Mark Judge

Survivor

I want to focus my statement on not being a sepsis zombie for life and help other sepsis survivors achieve the same. I’m writing a book on this to get the message out. There is much effort out there to prevent and treat sepsis, which I applaud, but there is very limited help to assist and heal sepsis survivors. The bacteria and inflammation does so much damage to the body and organs. Help me not be a sepsis zombie forever is my relentless mantra and book title.

I am five years out from coming so close to dying from septic shock. I was in my mid-forties when it stole my health and nearly took my life. Prior to getting an infection, I was at the gym every day. My doctors and cardiologist call me lucky and named me Lazarus for miraculously rising from the dead. I was in and out of the ER after my stay in intensive care like a yo-yo with all the classic post sepsis symptoms – low blood pressure, ongoing infection, weak lungs, cloudy thinking, digestive challenges, bloating, damaged heart, affected kidneys, weak legs, no muscle strength. I had a few close calls from dying multiple times during that period. The doctors were never really sure on the cause of the infection – they thought either bacteria entered my body via the lung or through a urinary tract infection, but I did not hold any history of urinary tract infections so they did not establish a cause.

I am so grateful for surviving sepsis as I am very aware that many do not. I am very lucky to still be here. I am lucky to be with my family. They mean the world to me and I love them dearly. They deserve a special reward for looking after me and dealing with a sepsis survivor. I want to help survivors like me who have a second chance at life to make the most out of their second chance.

My urologist and the intensive care doctor told me I would feel pretty bad for a year. They were wrong. Try three to four years, as a more accurate projection. Up to three years I had trouble walking around the shopping center for longer than 30 minutes before I had to sit down. Legs would start to ache and became weak. Body wide fatigue and lack of physical ability haunted me for over three years.

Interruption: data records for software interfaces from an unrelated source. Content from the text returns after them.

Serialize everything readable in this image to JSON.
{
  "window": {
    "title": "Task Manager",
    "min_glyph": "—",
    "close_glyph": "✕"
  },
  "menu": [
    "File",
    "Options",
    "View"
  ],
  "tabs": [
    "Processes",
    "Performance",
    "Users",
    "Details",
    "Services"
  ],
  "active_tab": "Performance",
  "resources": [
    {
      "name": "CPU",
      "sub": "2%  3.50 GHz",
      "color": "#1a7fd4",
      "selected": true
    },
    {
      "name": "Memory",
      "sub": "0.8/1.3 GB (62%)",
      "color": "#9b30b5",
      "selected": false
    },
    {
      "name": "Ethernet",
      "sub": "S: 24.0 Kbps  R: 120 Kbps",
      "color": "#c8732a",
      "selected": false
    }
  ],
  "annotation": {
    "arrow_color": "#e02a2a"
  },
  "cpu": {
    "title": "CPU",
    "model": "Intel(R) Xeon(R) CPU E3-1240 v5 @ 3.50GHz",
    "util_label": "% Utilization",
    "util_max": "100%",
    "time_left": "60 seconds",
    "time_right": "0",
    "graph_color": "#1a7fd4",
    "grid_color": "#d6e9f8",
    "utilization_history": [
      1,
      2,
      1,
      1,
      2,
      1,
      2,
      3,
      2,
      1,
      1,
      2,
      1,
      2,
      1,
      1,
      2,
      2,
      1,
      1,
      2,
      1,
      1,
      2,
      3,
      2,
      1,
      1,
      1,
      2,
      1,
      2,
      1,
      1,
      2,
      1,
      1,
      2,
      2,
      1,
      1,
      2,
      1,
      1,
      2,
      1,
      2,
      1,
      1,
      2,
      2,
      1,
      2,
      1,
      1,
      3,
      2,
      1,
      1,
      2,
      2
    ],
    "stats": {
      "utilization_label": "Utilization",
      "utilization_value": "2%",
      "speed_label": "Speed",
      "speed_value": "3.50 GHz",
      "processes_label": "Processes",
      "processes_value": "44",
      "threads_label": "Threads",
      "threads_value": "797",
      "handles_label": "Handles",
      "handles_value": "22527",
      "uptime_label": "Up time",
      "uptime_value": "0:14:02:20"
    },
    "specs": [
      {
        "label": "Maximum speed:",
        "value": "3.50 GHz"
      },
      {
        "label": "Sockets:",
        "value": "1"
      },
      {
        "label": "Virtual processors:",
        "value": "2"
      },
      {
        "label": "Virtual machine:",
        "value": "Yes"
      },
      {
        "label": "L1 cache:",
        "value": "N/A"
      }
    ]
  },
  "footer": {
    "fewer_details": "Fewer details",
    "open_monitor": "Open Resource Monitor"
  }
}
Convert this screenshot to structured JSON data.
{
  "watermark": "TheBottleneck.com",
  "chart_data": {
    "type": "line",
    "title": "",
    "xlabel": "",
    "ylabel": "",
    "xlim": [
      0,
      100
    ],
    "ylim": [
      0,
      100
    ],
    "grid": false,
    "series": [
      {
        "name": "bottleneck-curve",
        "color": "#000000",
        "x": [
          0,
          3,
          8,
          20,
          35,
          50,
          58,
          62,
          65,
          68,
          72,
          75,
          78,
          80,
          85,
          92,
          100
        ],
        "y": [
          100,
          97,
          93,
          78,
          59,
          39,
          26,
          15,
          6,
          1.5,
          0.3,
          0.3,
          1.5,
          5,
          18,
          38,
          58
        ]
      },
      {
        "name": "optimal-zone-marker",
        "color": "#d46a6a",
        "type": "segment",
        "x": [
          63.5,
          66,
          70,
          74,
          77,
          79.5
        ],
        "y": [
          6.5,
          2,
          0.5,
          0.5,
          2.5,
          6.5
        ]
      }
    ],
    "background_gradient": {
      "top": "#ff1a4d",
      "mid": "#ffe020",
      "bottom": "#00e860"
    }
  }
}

Post-traumatic stress syndrome became a daily friend. (Sepsis and Post-Traumatic Stress Disorder) I refer to that lingering visitor as the friend who it taught me a lot. Like most friends, it had a season and a reason. Come the end of the third year I did not want to be a sepsis zombie any more. We did a lot of research on the impact of sepsis on cells and organs. I started to take targeted supplements that might help according to the research and university studies. Most of the research is non-conclusive of course but hints at potential road maps and gives you a rough compass.

I changed my diet which greatly helped my recovery. Five years out I am not totally healed yet but time, supplements, and diet changes have had an amazing difference. After a five year relentless pursuit of regaining my health I am in the gym several days a week with a goal to achieve six straight days a week. It’s up and down. It will take time and more patience. I am still haunted with health issues. No question, I can attest that sepsis is an awful disease to live with. No one can really help you. I wish there was a designated clinic out there, somewhere, that specialized in sepsis survivors. I am not sure if sepsis can ever be totally prevented. Clearly the number of sepsis cases can be reduced and proactive medical intervention will save lives and diminish the severity of damage in surviving patients. My heart goes out to those who have lost their lives and to their loved ones left behind who live with that loss. My heart also wishes there was a cure for survivors. This awful, rapid and silent killer we call sepsis is so deadly and yet mysterious. Sepsis takes so much from us. I ask, what can I give when sepsis takes? Maybe my five years of experience can be something I can give to help others? I just don’t know how to really help? I have determined to write my story to start.

The doctors were never really sure on cause of the infection – they thought either bacteria entered my body via the lung or through an urinary tract infection, but I did not hold any history of urinary tract infections so they did not establish a cause. I awoke one morning with flu like symptoms, and waited too long to go to the hospital, thinking it was flu. Maybe that saved my life – better than going in early and being send home. Then again waiting too long was causal to septic shock – not sure if we did the right thing, being misdiagnosed and sent home to die is terrible – so we avoided that – staying home to long and going into septic shock but living – and taking 5 years to rehabilitate is so hard but yet I am alive.  I will take life and a second chance.